ESA animations show 25 years of glacier movement in a single second
A researcher at Switzerland'sUniversity of Zurich has combined 25 years worth of satellite imageryto show the complex behavior of glaciers in a single second. Theeffort made use of data collected by NASA's Landsat satellites, focusing on the Karakoram mountain range in Asia.
The animations were created byglaciologist Dr. Frank Paul, and form part of the ESA's Climate ChangeInitiative, which is combining datasets to build the best possiblepicture of glacier movement. The GIFs were made by combining betweenseven and 15 false-color images taken by three different Landsatsatellites between the years 1990 and 2015. The glaciers can be seenin light blues to cyan, with water in dark blue, vegetation in green, bareground in brown and clouds in white.
The animations focus on four regions –Panmah, Skamri-Sarpo Laggo, Baltoro and Shaksgam – and show themovement of the glaciers with a level of clarity that ground-basedcameras simply can't provide. Rather than focusing on any singleglacier front, the satellite imagery provides a look at the bigpicture, and by using Landsat imagery, allows us to see the changesover a long period of time.

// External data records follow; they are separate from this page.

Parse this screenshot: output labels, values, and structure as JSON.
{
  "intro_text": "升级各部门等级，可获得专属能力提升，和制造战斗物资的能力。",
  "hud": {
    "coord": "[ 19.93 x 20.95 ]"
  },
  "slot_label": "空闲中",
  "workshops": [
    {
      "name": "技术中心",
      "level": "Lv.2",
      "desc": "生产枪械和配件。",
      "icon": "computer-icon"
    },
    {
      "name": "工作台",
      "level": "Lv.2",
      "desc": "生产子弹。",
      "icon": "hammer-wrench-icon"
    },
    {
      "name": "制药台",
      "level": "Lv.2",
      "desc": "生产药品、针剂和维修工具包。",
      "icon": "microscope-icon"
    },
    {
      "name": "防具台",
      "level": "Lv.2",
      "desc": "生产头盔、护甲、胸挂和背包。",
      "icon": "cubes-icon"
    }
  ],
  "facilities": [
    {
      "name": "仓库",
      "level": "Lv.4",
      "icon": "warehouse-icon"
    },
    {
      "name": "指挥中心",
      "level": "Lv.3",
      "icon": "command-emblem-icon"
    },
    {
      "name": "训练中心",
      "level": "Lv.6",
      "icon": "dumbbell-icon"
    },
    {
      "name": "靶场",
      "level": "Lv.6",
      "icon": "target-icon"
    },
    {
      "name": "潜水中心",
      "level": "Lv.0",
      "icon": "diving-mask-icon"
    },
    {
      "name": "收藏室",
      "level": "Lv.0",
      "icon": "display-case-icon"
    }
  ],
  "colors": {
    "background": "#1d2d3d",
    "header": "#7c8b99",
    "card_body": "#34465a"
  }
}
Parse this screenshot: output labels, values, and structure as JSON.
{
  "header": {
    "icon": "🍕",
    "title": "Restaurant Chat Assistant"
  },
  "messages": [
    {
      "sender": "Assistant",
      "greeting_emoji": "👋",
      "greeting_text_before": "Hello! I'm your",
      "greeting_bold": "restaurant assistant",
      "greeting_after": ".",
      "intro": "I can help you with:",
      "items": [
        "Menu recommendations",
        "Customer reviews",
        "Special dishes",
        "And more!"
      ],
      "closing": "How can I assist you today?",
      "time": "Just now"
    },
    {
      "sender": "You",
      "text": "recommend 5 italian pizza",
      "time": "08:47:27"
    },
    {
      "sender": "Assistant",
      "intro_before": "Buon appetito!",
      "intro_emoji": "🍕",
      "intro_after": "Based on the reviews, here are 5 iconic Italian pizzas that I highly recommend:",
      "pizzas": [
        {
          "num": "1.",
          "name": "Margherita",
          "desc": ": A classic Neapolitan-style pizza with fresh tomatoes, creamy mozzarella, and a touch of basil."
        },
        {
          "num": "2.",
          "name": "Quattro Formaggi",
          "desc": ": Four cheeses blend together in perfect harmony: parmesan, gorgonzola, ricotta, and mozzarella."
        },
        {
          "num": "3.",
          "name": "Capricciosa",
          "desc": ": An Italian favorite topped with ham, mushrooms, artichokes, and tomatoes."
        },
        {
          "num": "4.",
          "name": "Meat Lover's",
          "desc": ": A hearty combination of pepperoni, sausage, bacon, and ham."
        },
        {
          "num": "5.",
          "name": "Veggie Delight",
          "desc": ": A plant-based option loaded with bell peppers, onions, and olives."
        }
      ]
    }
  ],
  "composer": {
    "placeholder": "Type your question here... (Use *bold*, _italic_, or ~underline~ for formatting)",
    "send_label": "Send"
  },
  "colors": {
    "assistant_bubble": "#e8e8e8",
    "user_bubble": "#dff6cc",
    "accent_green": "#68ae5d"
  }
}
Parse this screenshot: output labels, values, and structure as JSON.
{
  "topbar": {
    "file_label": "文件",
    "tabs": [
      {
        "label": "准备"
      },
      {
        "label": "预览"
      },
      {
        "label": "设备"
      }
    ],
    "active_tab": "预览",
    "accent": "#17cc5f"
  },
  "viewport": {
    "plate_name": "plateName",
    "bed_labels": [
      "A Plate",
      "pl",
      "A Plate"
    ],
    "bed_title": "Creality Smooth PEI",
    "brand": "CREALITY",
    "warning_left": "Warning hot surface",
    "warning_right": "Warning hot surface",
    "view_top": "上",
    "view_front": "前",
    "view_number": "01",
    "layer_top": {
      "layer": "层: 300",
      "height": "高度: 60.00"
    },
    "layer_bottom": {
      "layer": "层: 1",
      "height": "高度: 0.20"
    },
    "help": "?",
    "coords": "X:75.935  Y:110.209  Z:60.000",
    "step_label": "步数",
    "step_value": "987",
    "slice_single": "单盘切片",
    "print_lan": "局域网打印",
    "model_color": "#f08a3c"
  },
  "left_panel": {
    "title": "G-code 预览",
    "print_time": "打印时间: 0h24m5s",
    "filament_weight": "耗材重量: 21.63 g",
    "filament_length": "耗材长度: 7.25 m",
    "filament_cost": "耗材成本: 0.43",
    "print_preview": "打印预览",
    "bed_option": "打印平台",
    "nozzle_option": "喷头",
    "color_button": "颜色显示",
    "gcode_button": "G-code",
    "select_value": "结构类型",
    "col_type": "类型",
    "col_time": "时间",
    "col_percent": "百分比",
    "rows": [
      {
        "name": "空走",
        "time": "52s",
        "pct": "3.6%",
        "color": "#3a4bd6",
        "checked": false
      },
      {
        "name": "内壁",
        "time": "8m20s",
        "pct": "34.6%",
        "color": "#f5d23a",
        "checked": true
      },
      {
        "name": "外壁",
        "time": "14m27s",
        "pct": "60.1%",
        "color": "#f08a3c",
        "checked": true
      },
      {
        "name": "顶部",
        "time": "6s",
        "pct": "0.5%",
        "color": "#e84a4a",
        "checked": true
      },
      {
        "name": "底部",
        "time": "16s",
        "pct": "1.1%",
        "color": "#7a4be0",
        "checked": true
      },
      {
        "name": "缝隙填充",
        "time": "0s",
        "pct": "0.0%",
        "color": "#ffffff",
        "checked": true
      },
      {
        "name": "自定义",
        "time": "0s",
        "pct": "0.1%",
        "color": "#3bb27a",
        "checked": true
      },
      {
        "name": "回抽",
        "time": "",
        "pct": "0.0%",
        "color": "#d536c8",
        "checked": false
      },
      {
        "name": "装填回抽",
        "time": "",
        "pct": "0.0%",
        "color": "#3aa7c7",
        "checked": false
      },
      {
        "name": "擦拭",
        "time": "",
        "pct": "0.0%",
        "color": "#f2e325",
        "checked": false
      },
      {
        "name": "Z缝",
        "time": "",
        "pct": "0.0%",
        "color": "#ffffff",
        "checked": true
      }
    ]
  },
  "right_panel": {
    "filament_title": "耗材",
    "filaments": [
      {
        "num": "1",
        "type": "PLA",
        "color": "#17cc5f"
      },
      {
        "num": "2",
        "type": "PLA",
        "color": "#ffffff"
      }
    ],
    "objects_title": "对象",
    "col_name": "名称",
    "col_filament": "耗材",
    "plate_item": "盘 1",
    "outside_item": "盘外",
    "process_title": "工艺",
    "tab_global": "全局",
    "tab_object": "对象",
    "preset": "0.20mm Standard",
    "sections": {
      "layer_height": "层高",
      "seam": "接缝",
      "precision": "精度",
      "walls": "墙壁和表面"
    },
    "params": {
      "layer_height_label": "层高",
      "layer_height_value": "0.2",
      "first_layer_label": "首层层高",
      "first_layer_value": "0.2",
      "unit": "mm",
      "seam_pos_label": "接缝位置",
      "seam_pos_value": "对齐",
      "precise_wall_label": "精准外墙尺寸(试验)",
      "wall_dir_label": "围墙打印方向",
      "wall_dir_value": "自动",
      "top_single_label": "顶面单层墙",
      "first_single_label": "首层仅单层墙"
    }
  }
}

With the movement sped up some 800million times, the tiny movements of the glacier can be easily seen,showing that they're not retreating, but surging or advancing,flowing into one another. They're much easier to process than side-by-side images, where the human eye can struggle to easily pick out differences.
The images are certainly impressive,and do a good job of conveying both the scale and complexity of thechanges. That said (and as Dr. Paul points out), given access to thedata, such animations are easy to create.
"I like the idea of applying an'old-school' and very simple file format, along with freely availablesoftware, to do something that is difficult to achieve with otherformats or commercial software," says Dr Paul. "But mostimportantly anybody can create these animations. Everything requiredto do it – both images and software – is freely available, so Irecommend trying this at home."
The work was published in the journalThe Cryosphere.